An estimated 300 of these dissident guerrillas are believed to be active in Guaviare, Kyle Johnson, an analyst with the International Crisis Group, said.
Johnson said the visiting UN ambassadors will leave with the impression that "things are not going as well" as the Colombian government had been saying.
Elbio Rosselli, Uruguay's ambassador to the United Nations and a leader of the UN delegation, suggested the kidnapping was intended as a signal to the international community.
"There was an intention behind this cowardly act and it simply won't change the attitude or interest of the UN Security Council in contributing to the process that the Colombians have begun," he told Blu Radio.
Rafael Pardo, a senior adviser to Santos, called the kidnapping "completely unacceptable."
"We hope that he is safe and sound and that they free him soon," he told Radio Caracol.
He added that FARC dissidents had announced they were to free the UN official at midday (1700 GMT) on Thursday.
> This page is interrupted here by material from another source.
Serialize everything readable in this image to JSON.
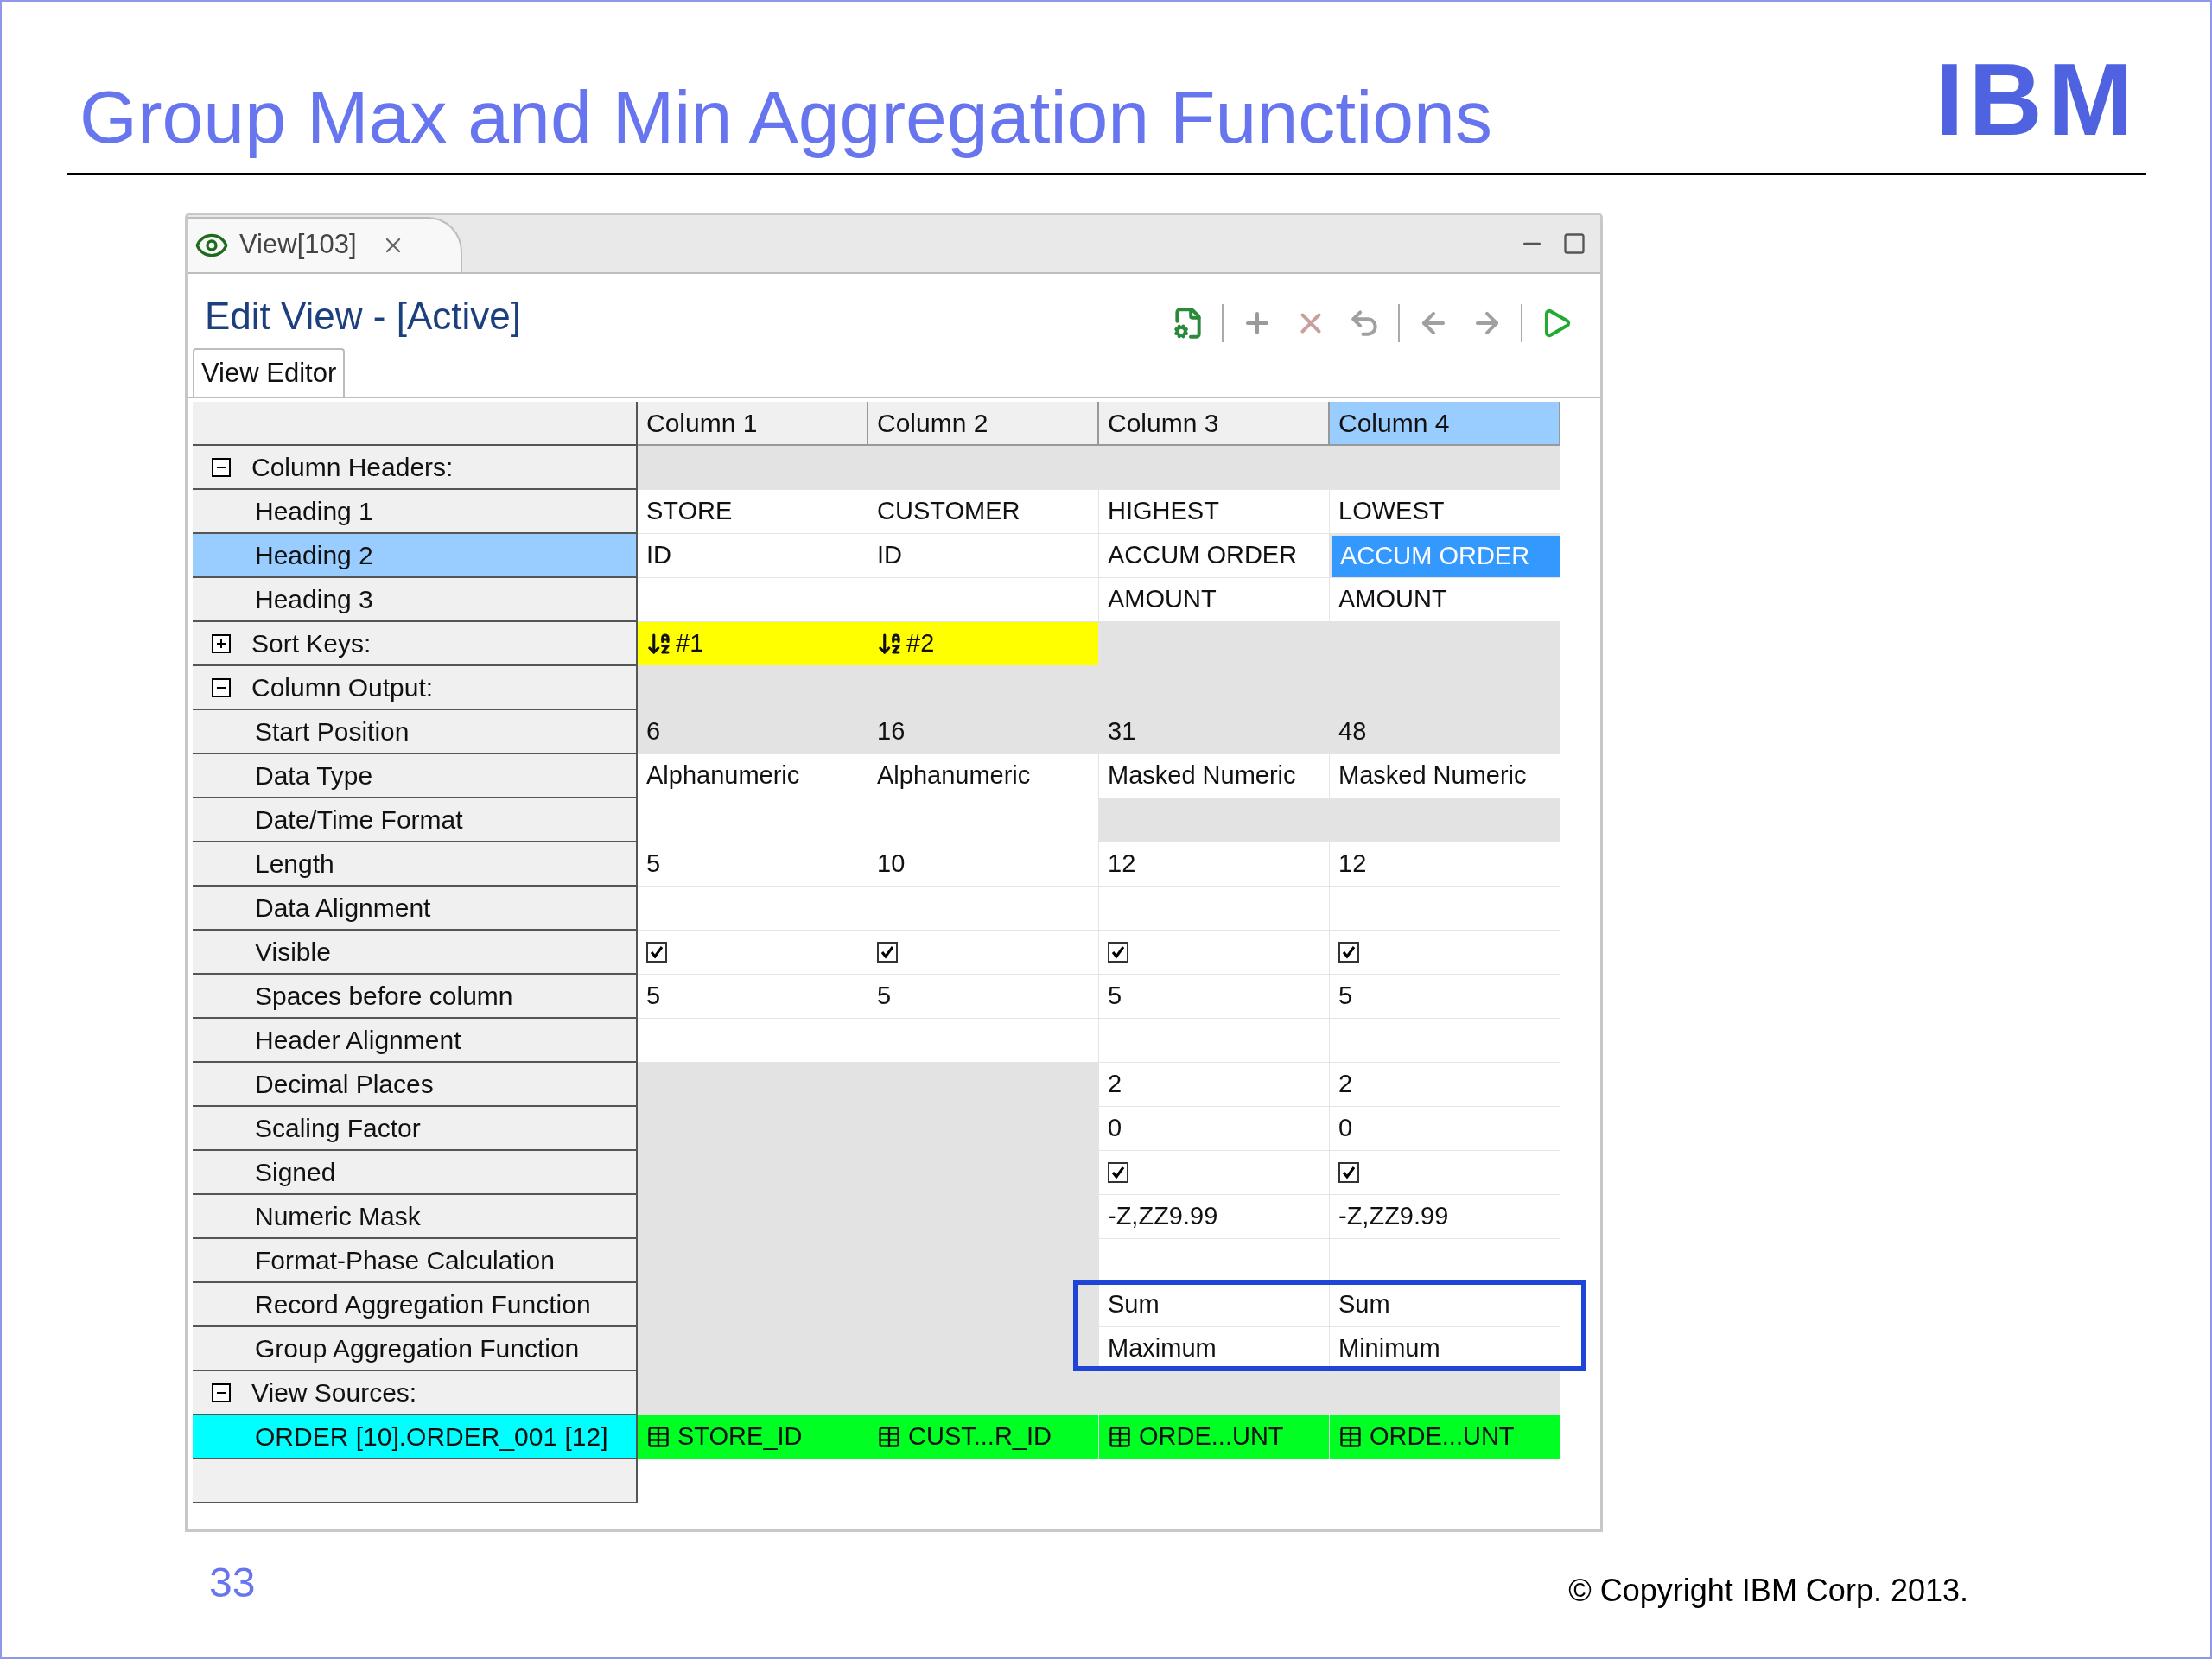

But that hour passed with no notification of a release.
A police source told AFP that an elite anti-kidnapping brigade had gone to the area Guaviare and was coordinating with military forces.
The UN Office on Crime and Drugs is active in Colombia, which is the world's biggest producer of cocaine, with an output of 646 tonnes in 2015.
The peace deal is seen as a way to promote development in areas currently dependent on coca-growing, and to curb drug trafficking.
Under its terms, the FARC agrees to detach itself from the cocaine business that helped finance its five-decade-old armed struggle.
The dissident rebels resisting that will be fought as common criminals, the Colombian government says.
The UN mission overseeing the implementation of the peace accord said that as of this week it has received and securely stored 1,000 weapons handed in by the FARC fighters.